How many lines of the entries hold the string "Längsbewehrung"? Reply with the number alone.

Dataset rows for apps and sites
%%

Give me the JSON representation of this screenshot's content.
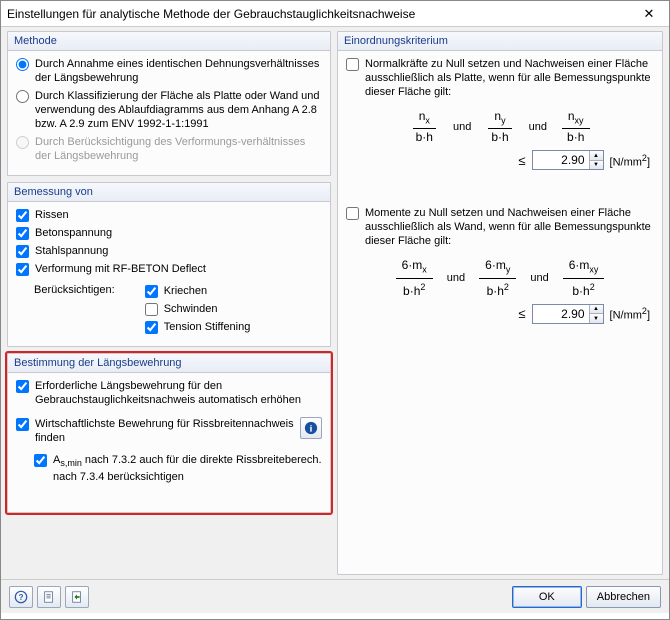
{
  "window": {
    "title": "Einstellungen für analytische Methode der Gebrauchstauglichkeitsnachweise"
  },
  "method": {
    "title": "Methode",
    "opt1": "Durch Annahme eines identischen Dehnungsverhältnisses der Längsbewehrung",
    "opt2": "Durch Klassifizierung der Fläche als Platte oder Wand und verwendung des Ablaufdiagramms aus dem Anhang A 2.8 bzw. A 2.9 zum ENV 1992-1-1:1991",
    "opt3": "Durch Berücksichtigung des Verformungs-verhältnisses der Längsbewehrung"
  },
  "design": {
    "title": "Bemessung von",
    "rissen": "Rissen",
    "betonspannung": "Betonspannung",
    "stahlspannung": "Stahlspannung",
    "verformung": "Verformung mit RF-BETON Deflect",
    "beruecksichtigen": "Berücksichtigen:",
    "kriechen": "Kriechen",
    "schwinden": "Schwinden",
    "tension": "Tension Stiffening"
  },
  "longreinf": {
    "title": "Bestimmung der Längsbewehrung",
    "auto": "Erforderliche Längsbewehrung für den Gebrauchstauglichkeitsnachweis automatisch erhöhen",
    "economic": "Wirtschaftlichste Bewehrung für Rissbreitennachweis finden",
    "asmin_pre": "A",
    "asmin_sub": "s,min",
    "asmin_post": " nach 7.3.2 auch für die direkte Rissbreiteberech. nach 7.3.4 berücksichtigen"
  },
  "criteria": {
    "title": "Einordnungskriterium",
    "plate_text": "Normalkräfte zu Null setzen und Nachweisen einer Fläche ausschließlich als Platte, wenn für alle Bemessungspunkte dieser Fläche gilt:",
    "wall_text": "Momente zu Null setzen und Nachweisen einer Fläche ausschließlich als Wand, wenn für alle Bemessungspunkte dieser Fläche gilt:",
    "und": "und",
    "plate_value": "2.90",
    "wall_value": "2.90"
  },
  "units": {
    "stress": "[N/mm²]"
  },
  "buttons": {
    "ok": "OK",
    "cancel": "Abbrechen"
  }
}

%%

= RESPONSE =
4